→ **YOUR OBJECTIVE**
Whenever the word "NlaTrack" appears on a line of the material below, that line is counted; state the total alone.

--- START ---

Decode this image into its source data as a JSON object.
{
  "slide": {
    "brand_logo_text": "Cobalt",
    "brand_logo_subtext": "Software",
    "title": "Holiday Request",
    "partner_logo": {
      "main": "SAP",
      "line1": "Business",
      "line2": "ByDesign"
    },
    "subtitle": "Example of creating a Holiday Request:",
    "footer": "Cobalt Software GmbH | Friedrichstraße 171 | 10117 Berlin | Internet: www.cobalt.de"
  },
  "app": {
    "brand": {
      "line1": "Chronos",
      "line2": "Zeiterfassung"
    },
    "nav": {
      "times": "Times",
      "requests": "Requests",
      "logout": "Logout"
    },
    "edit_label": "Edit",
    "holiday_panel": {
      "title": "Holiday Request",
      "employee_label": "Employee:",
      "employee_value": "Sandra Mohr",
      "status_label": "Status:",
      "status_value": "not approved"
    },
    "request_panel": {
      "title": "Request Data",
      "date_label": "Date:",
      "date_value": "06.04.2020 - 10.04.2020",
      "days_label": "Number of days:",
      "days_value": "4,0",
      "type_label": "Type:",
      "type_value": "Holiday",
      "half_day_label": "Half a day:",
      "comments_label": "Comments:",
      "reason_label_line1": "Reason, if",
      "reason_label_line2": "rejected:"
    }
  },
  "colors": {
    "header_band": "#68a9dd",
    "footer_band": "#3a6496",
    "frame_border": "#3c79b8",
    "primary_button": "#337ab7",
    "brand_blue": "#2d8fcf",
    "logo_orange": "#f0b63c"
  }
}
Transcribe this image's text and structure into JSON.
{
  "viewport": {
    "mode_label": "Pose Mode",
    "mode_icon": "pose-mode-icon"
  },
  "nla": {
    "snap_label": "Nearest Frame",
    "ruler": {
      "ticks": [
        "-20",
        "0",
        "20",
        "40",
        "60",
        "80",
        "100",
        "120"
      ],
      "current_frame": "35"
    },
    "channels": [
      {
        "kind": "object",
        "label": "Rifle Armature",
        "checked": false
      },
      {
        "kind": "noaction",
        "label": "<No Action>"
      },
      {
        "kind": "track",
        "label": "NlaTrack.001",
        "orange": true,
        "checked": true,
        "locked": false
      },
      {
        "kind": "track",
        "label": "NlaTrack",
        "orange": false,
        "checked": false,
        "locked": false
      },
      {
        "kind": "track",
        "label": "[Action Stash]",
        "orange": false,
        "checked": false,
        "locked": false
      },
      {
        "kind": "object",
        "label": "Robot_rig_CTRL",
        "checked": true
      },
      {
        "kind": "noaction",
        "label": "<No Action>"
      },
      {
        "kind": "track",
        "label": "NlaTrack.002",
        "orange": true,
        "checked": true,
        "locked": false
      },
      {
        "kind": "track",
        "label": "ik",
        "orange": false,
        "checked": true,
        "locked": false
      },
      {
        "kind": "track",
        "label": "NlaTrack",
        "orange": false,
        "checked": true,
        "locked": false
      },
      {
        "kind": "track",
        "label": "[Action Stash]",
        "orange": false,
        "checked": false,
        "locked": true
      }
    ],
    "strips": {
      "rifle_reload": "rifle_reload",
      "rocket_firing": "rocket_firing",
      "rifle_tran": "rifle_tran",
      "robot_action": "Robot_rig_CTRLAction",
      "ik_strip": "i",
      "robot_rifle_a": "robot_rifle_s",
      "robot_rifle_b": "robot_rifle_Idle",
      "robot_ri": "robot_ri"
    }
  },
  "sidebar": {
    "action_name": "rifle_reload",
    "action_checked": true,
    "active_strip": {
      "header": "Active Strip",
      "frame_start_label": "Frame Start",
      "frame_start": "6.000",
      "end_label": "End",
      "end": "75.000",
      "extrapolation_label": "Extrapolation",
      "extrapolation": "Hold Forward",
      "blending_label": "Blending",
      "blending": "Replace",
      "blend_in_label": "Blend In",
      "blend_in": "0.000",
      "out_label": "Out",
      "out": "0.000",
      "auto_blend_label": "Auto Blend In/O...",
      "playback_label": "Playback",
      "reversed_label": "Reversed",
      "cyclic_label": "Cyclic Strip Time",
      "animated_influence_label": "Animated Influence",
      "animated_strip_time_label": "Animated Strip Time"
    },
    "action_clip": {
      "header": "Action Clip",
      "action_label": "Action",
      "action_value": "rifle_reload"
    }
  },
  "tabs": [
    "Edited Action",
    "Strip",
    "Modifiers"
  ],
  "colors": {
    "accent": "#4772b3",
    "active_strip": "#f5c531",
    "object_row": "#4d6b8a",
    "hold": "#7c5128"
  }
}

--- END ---

→ **RESULT FOR THIS EXERCISE**
4